No self-respecting environmentalist would be caught sipping from a plastic water bottle or toting around plastic bags filled with groceries. Some have even extended this idea to diapers and sanitary pads. But when one takes into account all of the electricity that goes into making reusable items and the water that goes into washing these items, is it really more sustainable?
The answer should be determined on a case-by-case basis. The scientific analysis of this question is called a life-cycle assessment, “a technique to assess environmental impacts associated with all the stages of a product's life from raw material extraction through materials processing, manufacture, distribution, use, repair and maintenance, and disposal or recycling”. Life-cycle assessments of sustainability projects can be surprising and controversial, such as the many assessments of green roof projects. You may have even seen a green roof on the University of Maryland campus. Since 2008, Cumberland Hall has had an 8,000 square foot green roof. Green roofs’ benefits include waste diversion, stormwater management, moderation of the urban heat island effect, improved air quality, energy efficiency, and improved aesthetics. However, it’s not that simple.
Findings from multiple studies have shown that green roofs’ benefits may be overexaggerated and limited only to commercial and multifamily buildings. Other studies have calculated that some green roofs only begin to provide net-positive up to 30 years after their completion. A 2008 study found “that the cost of green roofs installed in a watershed near Atlanta are approximately 10% higher than the environmental benefits of stormwater management, energy reductions, and improvements to air quality over a 40-year period”. These findings vary as dramatically as the designs of green roofs do, but they offer an important reality check for environmentalists. The most appealing solution isn’t always the best solution.
Other surprising realizations from life cycle assessments include that brewing coffee has more of an environmental impact than coffee’s packaging due to the high amount of energy needed to heat water. University of Oregon chemistry professor David Tyler has found that the carbon footprint of a plastic bag is less than a reusable cotton bag due to water and chemicals needed to produce cotton. The same principle can also be applied to ceramic mugs versus disposable cups. High energy usage associated with recycling can also lead to question the sustainability of items like bioplastic utensils, recycled paper, and LED lights. The answer depends on everything from whether the manufacturing facilities are modern to whether your local recycling facilities can handle certain types of materials.
These life-cycle assessment discoveries can be overwhelming and make consumers unsure of who to trust or what to do. The best solution for buying small items is to research the companies you are buying from and get to know where your recycling goes. According to the Office of Sustainability, at University of Maryland: “We recycle ALL plastics on campus including yogurt and detergent containers, frozen food containers, etc. PLEASE rinse out the food first! Bottle caps are okay! Rigid plastic is acceptable including plastic trays and even lawn furniture… Plastic bags and film plastic cannot be recycled through our single stream recycling.” For large projects, always ask if a life-cycle assessment has been done or will be done. In the long-term, most green infrastructure projects reduce carbon, but it’s valuable to know how many years the payoff will take.

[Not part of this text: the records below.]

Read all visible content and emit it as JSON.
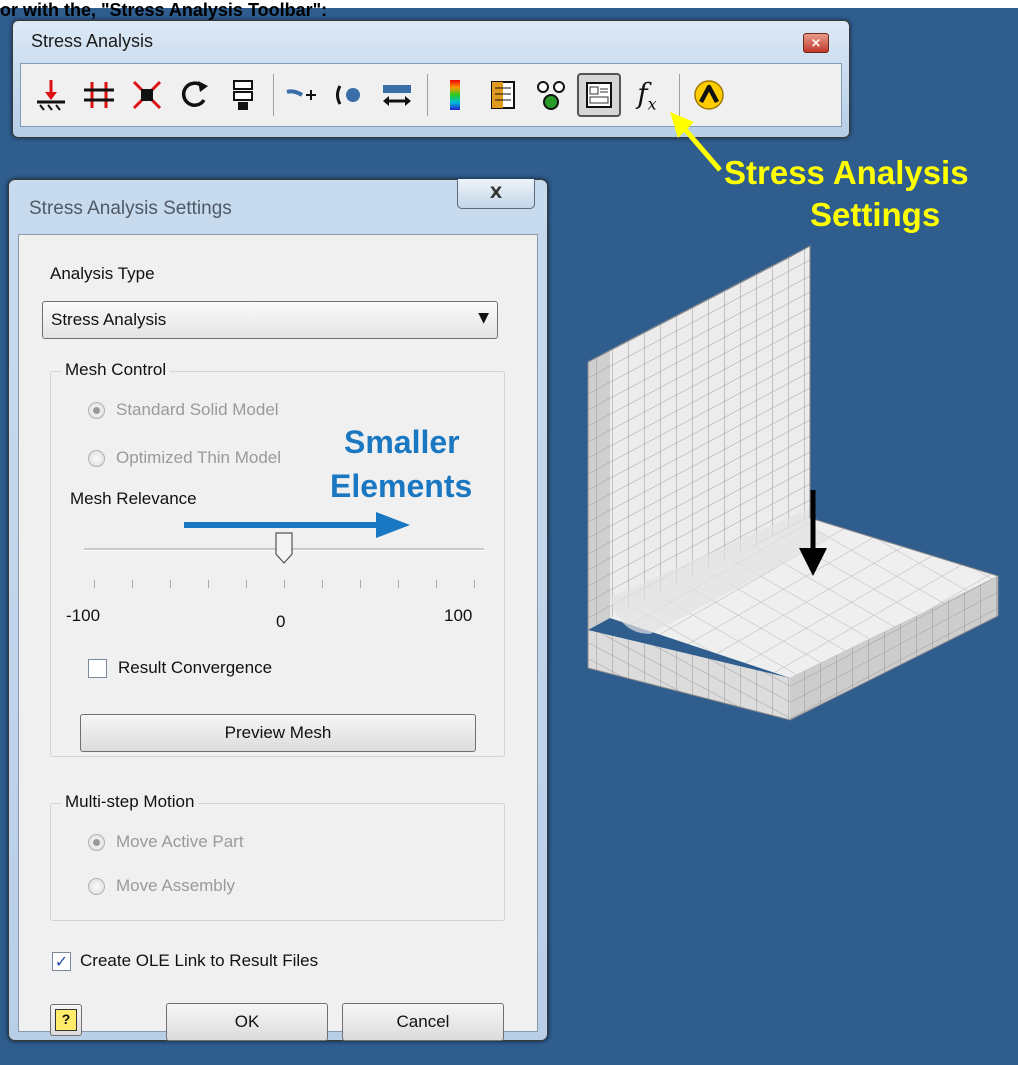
{
  "caption": "or with the, \"Stress Analysis Toolbar\":",
  "toolbar": {
    "title": "Stress Analysis",
    "close_glyph": "×",
    "fx_glyph": "f",
    "fx_sub": "x",
    "buttons": [
      {
        "icon": "fixed-constraint-icon"
      },
      {
        "icon": "pin-constraint-icon"
      },
      {
        "icon": "frictionless-constraint-icon"
      },
      {
        "icon": "moment-icon"
      },
      {
        "icon": "bearing-load-icon"
      },
      {
        "icon": "pressure-icon"
      },
      {
        "icon": "force-icon"
      },
      {
        "icon": "body-load-icon"
      },
      {
        "icon": "color-bar-icon"
      },
      {
        "icon": "report-icon"
      },
      {
        "icon": "animate-results-icon"
      },
      {
        "icon": "stress-analysis-settings-icon",
        "active": true
      },
      {
        "icon": "parameters-fx-icon"
      },
      {
        "icon": "update-icon"
      }
    ]
  },
  "dialog": {
    "title": "Stress Analysis Settings",
    "close_glyph": "X",
    "analysis_type_label": "Analysis Type",
    "analysis_type_value": "Stress Analysis",
    "mesh_control": {
      "legend": "Mesh Control",
      "standard_solid_model": "Standard Solid Model",
      "optimized_thin_model": "Optimized Thin Model",
      "selected": "Standard Solid Model"
    },
    "mesh_relevance": {
      "label": "Mesh Relevance",
      "min": -100,
      "max": 100,
      "value": 0,
      "min_label": "-100",
      "mid_label": "0",
      "max_label": "100"
    },
    "result_convergence": {
      "label": "Result Convergence",
      "checked": false
    },
    "preview_mesh_label": "Preview Mesh",
    "multi_step_motion": {
      "legend": "Multi-step Motion",
      "move_active_part": "Move Active Part",
      "move_assembly": "Move Assembly",
      "selected": "Move Active Part"
    },
    "ole_link": {
      "label": "Create OLE Link to Result Files",
      "checked": true,
      "check_glyph": "✓"
    },
    "help_glyph": "?",
    "ok_label": "OK",
    "cancel_label": "Cancel"
  },
  "annotations": {
    "settings_callout_line1": "Stress Analysis",
    "settings_callout_line2": "Settings",
    "smaller_line1": "Smaller",
    "smaller_line2": "Elements"
  },
  "colors": {
    "background": "#2f5d8e",
    "callout_yellow": "#ffff00",
    "annotation_blue": "#1a78c2",
    "mesh_face": "#e8e8e8"
  }
}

|Chicago City Hall green roof. Source: National Geographic (2009).|
This post is brought to you by the BSOS Sustainability Task Force
Author: Jane Lyons
Editor: Megan Croly
For more info on the BSOS Sustainability Task Force, see blog.umd.edu/stf.